(2) you knew this was a blog about the unparalleled glamour of life as a free-lance fiction writer when you signed on... *g*

(3) I was, however, unbelievable sarcastic.



I am always amazed at the role playing games that the military seems to keep using in combat.

Sure, the books are heavy, but wouldn't guns be more effective at killing people?

Re: the Moss-Troll opportunity

Yeah, absolutely. Actually, Sarah talks about that length, I think.

On the other hand, when the day is done, you know a lot about the moss-trolls, and not so much about what color the dragon's eyes are. *g* Like everything else, it's a tradeoff.

And I don't think of it as a problem with the genre. I tend to think of it as a problem for the writer. Which is a subtle but fine distinction....
You ever notice that lj has like seventy mood choices for tired, stressed, cranky and out of sorts, but very few for things like "making myself helpful to others?"

That's because LJ is an outgrowth of our selfish, 'me me me!' culture :-D
It's much easier to be angry or upset than to be happy. I realized that during voice lessons-- all my favorite songs were about how much I hated someone, or anguish, or straight-out Shakespearean Indignant Wrath (that one was fun), or German, where it sort of doesn't matter. If you're singing in German, odds are good the lyrics run, "Oh, the flowers, how beautiful they are, all around my tomb, for I am dead BECAUSE I LOVE YOU SO," only with a dozen umlauts in. Umlauts are how you know it's emotional.
Happy songs? Not a lot. They were mostly English and... actually, nope, those all ended sadly because of the damned lords, and so they were cautionary tales. Happy songs, happy songs-- I am failing to remember any, because if I had them they were boring. It was the anger that was interesting, or the SIW, or the German; I don't think I ever needed to sing happily unless I was also singing about my impending death.

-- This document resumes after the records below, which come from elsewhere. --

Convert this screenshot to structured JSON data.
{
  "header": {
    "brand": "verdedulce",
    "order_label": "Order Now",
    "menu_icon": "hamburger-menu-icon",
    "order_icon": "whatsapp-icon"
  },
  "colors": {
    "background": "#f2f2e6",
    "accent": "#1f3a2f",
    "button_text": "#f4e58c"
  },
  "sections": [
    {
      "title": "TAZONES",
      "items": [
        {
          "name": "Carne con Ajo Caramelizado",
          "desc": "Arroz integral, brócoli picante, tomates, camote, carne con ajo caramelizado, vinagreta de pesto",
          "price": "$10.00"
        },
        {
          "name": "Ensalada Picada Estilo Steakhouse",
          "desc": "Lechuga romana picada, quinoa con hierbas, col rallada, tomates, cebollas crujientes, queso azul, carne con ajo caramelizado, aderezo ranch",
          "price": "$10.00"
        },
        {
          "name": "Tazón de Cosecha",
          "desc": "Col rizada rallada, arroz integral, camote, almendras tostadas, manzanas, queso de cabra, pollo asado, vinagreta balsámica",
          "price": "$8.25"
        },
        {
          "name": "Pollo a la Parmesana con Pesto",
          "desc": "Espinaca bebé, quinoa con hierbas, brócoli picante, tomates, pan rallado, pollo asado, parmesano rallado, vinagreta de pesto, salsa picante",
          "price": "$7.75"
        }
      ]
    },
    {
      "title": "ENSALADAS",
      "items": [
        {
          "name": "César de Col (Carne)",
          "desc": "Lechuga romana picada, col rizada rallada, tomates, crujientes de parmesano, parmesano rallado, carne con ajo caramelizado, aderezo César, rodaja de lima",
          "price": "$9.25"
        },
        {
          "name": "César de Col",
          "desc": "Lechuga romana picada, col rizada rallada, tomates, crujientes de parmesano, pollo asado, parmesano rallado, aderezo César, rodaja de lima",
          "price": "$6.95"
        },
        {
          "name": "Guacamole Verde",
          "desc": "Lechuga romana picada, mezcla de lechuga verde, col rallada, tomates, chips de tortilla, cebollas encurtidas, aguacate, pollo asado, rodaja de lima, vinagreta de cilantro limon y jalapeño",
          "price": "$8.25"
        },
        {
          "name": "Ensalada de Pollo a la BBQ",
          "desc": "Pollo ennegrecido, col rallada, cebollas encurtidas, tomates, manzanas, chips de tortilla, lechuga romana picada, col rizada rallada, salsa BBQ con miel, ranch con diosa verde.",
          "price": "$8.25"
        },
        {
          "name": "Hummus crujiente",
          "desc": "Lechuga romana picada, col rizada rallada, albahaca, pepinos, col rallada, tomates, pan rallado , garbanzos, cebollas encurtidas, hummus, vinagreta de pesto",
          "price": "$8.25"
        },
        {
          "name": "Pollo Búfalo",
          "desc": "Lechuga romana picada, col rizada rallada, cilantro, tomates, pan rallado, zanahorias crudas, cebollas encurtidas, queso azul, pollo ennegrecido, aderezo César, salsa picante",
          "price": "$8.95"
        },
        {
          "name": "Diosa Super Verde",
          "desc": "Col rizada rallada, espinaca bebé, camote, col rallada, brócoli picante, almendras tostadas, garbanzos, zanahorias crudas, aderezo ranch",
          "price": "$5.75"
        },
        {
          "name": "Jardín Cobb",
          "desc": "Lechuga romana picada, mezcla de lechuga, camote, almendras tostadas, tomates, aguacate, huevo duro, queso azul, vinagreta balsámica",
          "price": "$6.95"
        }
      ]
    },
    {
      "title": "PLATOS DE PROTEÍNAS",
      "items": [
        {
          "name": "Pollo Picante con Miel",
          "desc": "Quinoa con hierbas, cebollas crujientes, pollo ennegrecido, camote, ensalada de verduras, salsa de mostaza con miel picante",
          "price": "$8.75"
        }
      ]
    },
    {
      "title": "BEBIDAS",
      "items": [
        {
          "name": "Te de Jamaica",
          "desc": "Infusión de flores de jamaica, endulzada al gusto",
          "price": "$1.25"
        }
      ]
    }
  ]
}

Anyway. People analyze sadness. They write songs about revenge and anger. When you're happy, you're not usually thinking about it-- it's the default state, we're told, so it's only when you depart from it that you have anything to look at. If you make a list of emotional words, most of them are angry or upset, even without putting in the Livejournal icons.

I wanna go sing German now.
Oh, yes: I sing British and occasionally American or Canuckian Ballads, and oh, with the people getting kileld and the Doleful Ghosts.

But I have to say I was deeelighted when I realised there was a space to type a new description in for "mood", because even when I had an easy one word description, it was usually not on the list.
Ooh, are you writing something set in the early US? Care to share the books you're reading? I've got an idea for a romance set in that time period and I'm in the gathering information phase.
Just a short story, so I'm afraid I'm no use to you. Sorry!